Writing comes to me from a sort of decantation of reality. Writing is a way for me to put myself in motion and to connect with and make sense of reality. This may be partly based on experience or observations, but not only.
After publishing my first book, I realized that for a circle of readers who knows me personally, the search for autobiographical references will of course be inevitable. But all authors are confronted with this.
I support what Paul Auster said: that it is something in itself that writes, of the order of the unconscious, and not the “I”, Aliénor, who lives her everyday life. It is a kind of instance, a voice in me.
That said, I have recently decided to try to use more elements of my direct environment when I’m writing to make experimental exercises and see where this leads me. Why pretend to divide between who I am as a person and as an author? I want to let things happen more freely.
What issues are close to your heart?
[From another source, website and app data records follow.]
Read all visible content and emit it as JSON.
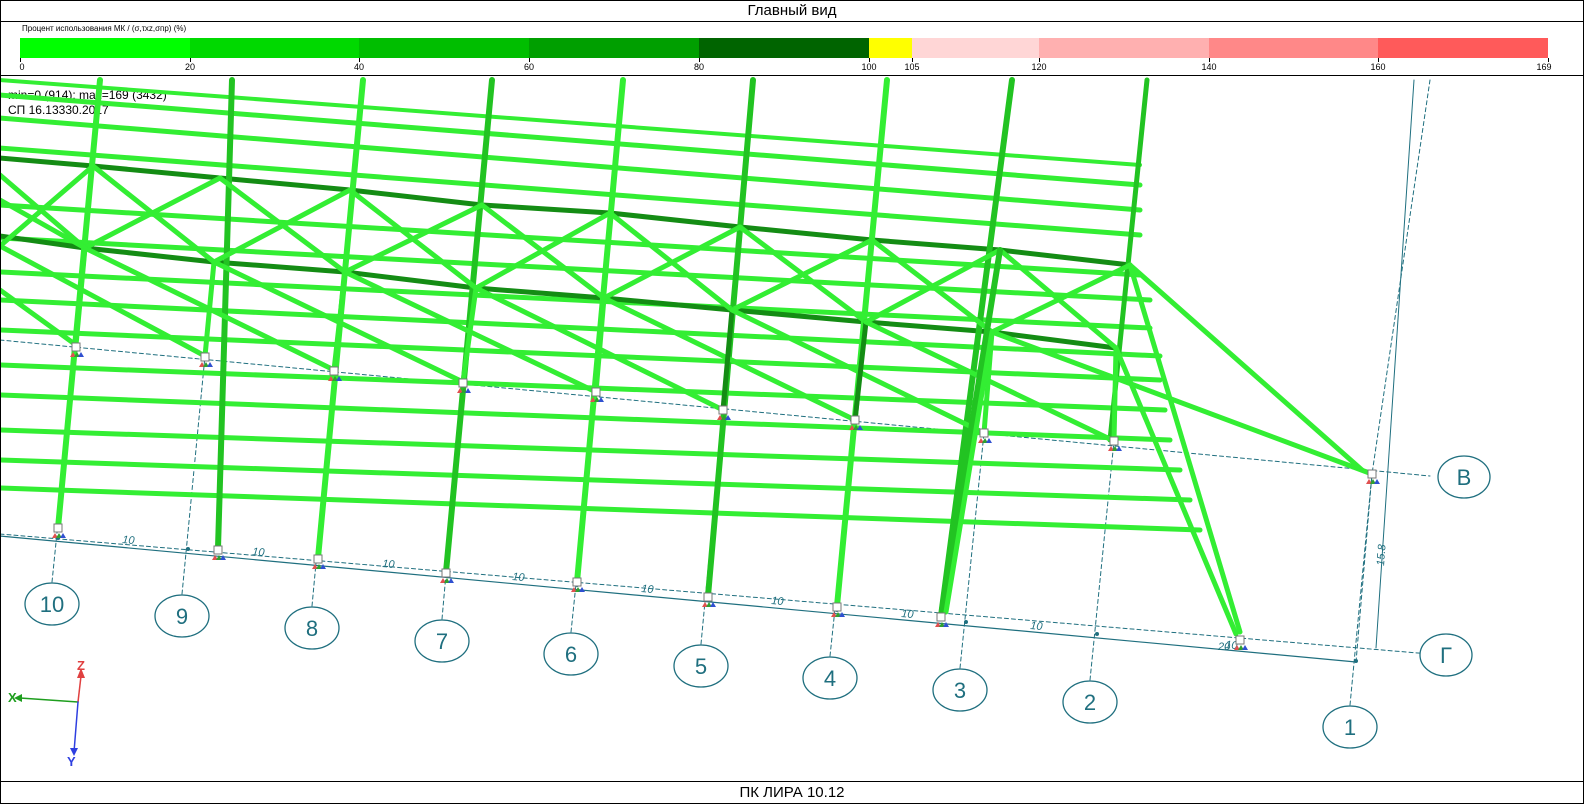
{
  "window": {
    "title": "Главный вид"
  },
  "legend": {
    "title": "Процент использования МК / (σ,τxz,σпр) (%)",
    "segments": [
      {
        "from": 0,
        "to": 20,
        "color": "#00FF00"
      },
      {
        "from": 20,
        "to": 40,
        "color": "#00D900"
      },
      {
        "from": 40,
        "to": 60,
        "color": "#00BE00"
      },
      {
        "from": 60,
        "to": 80,
        "color": "#009F00"
      },
      {
        "from": 80,
        "to": 100,
        "color": "#006400"
      },
      {
        "from": 100,
        "to": 105,
        "color": "#FFFF00"
      },
      {
        "from": 105,
        "to": 120,
        "color": "#FFD6D6"
      },
      {
        "from": 120,
        "to": 140,
        "color": "#FFB0B0"
      },
      {
        "from": 140,
        "to": 160,
        "color": "#FF8888"
      },
      {
        "from": 160,
        "to": 169,
        "color": "#FF5A5A"
      }
    ],
    "ticks": [
      "0",
      "20",
      "40",
      "60",
      "80",
      "100",
      "105",
      "120",
      "140",
      "160",
      "169"
    ]
  },
  "info": {
    "range": "min=0 (914); max=169 (3432)",
    "code": "СП 16.13330.2017"
  },
  "axes": {
    "row_labels": [
      "В",
      "Г"
    ],
    "column_labels": [
      "10",
      "9",
      "8",
      "7",
      "6",
      "5",
      "4",
      "3",
      "2",
      "1"
    ]
  },
  "dimensions": {
    "spans": [
      "10",
      "10",
      "10",
      "10",
      "10",
      "10",
      "10",
      "10",
      "10",
      "20"
    ],
    "vertical": "15.8"
  },
  "triad": {
    "x": "X",
    "y": "Y",
    "z": "Z",
    "x_color": "#1E9E1E",
    "y_color": "#2E3FE0",
    "z_color": "#E04040"
  },
  "status": {
    "text": "ПК ЛИРА 10.12"
  },
  "colors": {
    "member_light": "#33EE33",
    "member_mid": "#22C322",
    "member_dark": "#148C14",
    "grid": "#1F6F7F",
    "bubble_text": "#1F6F7F"
  }
}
Questions of respect in this world. So the question of women’s status in society and the question of ecology, in the sense of our relationship with planet Earth, are of particular concern to me.
It is not a position that results in political adherence or clandestine actions but it is voiced through my writing, which is my way to exist. My characters often express concern about these pressing issues, some even take concrete actions. But I myself feel quite deprived. Apart from making my own compost, trying to be a good consumer and to recycle, I’m not part of an active movement. However, as a teacher I try to lean towards the values and issues that drive me when selecting documentaries or subjects exercises for my students.
À voie basse
Editions Quadrature, 2017.
Photos – Vaya Sigmas